On 19 November 1792, the then American President George Washington appointed Benjamin Joy, a businessman from Newburyport, Massachusetts, as the first American Consul to India.With the advice of the then Secretary of State Thomas Jefferson, later the third President of the United States and consent of the Senate, President Washington commissioned Joy to that office on 21 November 1792.When the building was demolished and built as a modern six-storied building, now known as Dare House, the U. Consulate continued its tenancy by occupying the fourth floor of the building in October 1940. Bower became the last consul and the first consul general in Madras in independent India. relations after Independence, the Consulate General required a purpose-built structure to accommodate a diversity of activities such as library services, cultural programming, educational exchange, visas, American citizen services and development assistance, along with the ancient standby, trade promotion.With India gaining independence, the American diplomatic post in Madras was officially raised to a Consulate General on 15 August 1947, marking a milestone in the bilateral relationship between the two countries. Five years later, in the 1950s, the Consulate General moved to a building on Mount Road (the present day Anna Salai), currently occupied by the Bank of America. For this purpose, the Consulate General leased out a parcel of land on the Gemini Circle from the Church of South India to build its own building.The American architect hired to design the building traveled around South India in search of inspiration before zeroing in on the final theme. Krishnan, who accompanied Lamantia on his architectural quest in Tamil Nadu and parts of Andhra Pradesh, Lamantia, whose roots were in Don Quixote's village, chose the architecture of the traditional houses of Thanjavur and Chettinad to blend with the American style in his design plan.

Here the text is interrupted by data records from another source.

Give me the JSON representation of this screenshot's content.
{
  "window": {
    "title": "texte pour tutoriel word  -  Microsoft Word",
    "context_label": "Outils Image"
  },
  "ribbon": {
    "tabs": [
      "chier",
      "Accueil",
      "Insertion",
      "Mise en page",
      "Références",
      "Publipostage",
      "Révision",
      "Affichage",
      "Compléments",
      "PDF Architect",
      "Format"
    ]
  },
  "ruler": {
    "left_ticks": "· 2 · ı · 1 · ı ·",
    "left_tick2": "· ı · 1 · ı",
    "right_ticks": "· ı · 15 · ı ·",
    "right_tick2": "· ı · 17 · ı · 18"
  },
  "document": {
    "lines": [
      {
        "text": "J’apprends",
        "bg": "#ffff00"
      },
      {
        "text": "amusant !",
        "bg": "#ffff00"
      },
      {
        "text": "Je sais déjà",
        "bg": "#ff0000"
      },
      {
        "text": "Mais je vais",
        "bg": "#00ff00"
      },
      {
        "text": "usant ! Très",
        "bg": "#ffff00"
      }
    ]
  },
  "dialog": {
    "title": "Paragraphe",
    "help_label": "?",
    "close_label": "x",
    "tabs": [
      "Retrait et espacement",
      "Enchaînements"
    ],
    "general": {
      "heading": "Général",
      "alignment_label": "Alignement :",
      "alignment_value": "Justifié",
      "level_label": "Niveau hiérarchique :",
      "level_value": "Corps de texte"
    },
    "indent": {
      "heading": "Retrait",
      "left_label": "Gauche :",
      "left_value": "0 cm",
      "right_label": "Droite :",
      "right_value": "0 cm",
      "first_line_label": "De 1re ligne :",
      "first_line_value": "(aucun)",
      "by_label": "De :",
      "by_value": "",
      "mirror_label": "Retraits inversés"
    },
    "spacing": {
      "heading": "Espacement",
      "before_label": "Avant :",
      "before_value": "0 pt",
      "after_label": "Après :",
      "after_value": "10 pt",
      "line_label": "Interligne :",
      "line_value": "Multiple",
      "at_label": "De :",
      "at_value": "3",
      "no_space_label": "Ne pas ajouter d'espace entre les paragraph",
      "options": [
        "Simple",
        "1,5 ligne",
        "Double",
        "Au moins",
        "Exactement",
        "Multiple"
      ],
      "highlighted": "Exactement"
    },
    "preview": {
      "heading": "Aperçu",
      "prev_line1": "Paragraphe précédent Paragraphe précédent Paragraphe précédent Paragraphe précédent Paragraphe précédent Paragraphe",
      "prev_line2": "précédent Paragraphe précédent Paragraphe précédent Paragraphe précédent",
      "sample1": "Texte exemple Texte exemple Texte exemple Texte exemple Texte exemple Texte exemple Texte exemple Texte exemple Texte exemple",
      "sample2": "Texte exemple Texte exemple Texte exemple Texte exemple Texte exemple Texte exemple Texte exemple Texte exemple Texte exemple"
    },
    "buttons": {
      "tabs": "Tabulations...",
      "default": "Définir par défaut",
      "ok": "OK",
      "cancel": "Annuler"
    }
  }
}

The Consulate General building is located at 220 Anna Salai, and abuts the Oxford University Press building.It is ranked among the top globally in issuing 'L' and 'H' category visas for workers and professionals and is ranked eighth globally in terms of all category of visas being issued, along with the ones in Mumbai and New Delhi coming within the top 10 globally in the volume of visas.The number of visa applications processed at the Consulate increased threefold between 19.An increasing middle-class population in the region who intend to travel abroad, increase in demand for skilled workforce in the United States, and the transformation of the Indo–U. relationship led to an increase in visa demand in the Chennai consular district in recent years.The demand for non-immigrant visas in Chennai increased by more than 80 percent between 20, peaking at around 280,000 in 2007.The Consulate conducts an average of 1,200 to 1,400 interviews every day, which has gone up to 1,800 in a day, with an average refusal rate of 20 percent.Till 2005, the fraud prevention unit (FPU) of the Chennai Consulate General was home base for the India country coordinator for consular fraud-prevention programs, a position later transferred to the embassy in New Delhi.On 3 January 1969, the Consulate General moved to its present location on the Gemini Circle, The American consulate building was designed by Burk, Lebreton and Lamantia of New Orleans, combining the American architecture of the 1960s and features of traditional South Indian architecture.The architecture of the consulate building was inspired from the traditional houses of Thanjavur and Karaikudi.This enabled people seeking visa appointments in New Delhi and Calcutta even if they traditionally live in the Chennai consular district.The Chennai Consulate serves the Chennai consular district, which includes the states of Tamil Nadu, Karnataka, Kerala, and the union territories of Lakshadweep, Puducherry, and the Andaman and Nicobar Islands. citizens with assistance and support in aspects such as passport replacement, CRBA, notarials, registration in embassy ward system, renewal of passport, and so forth.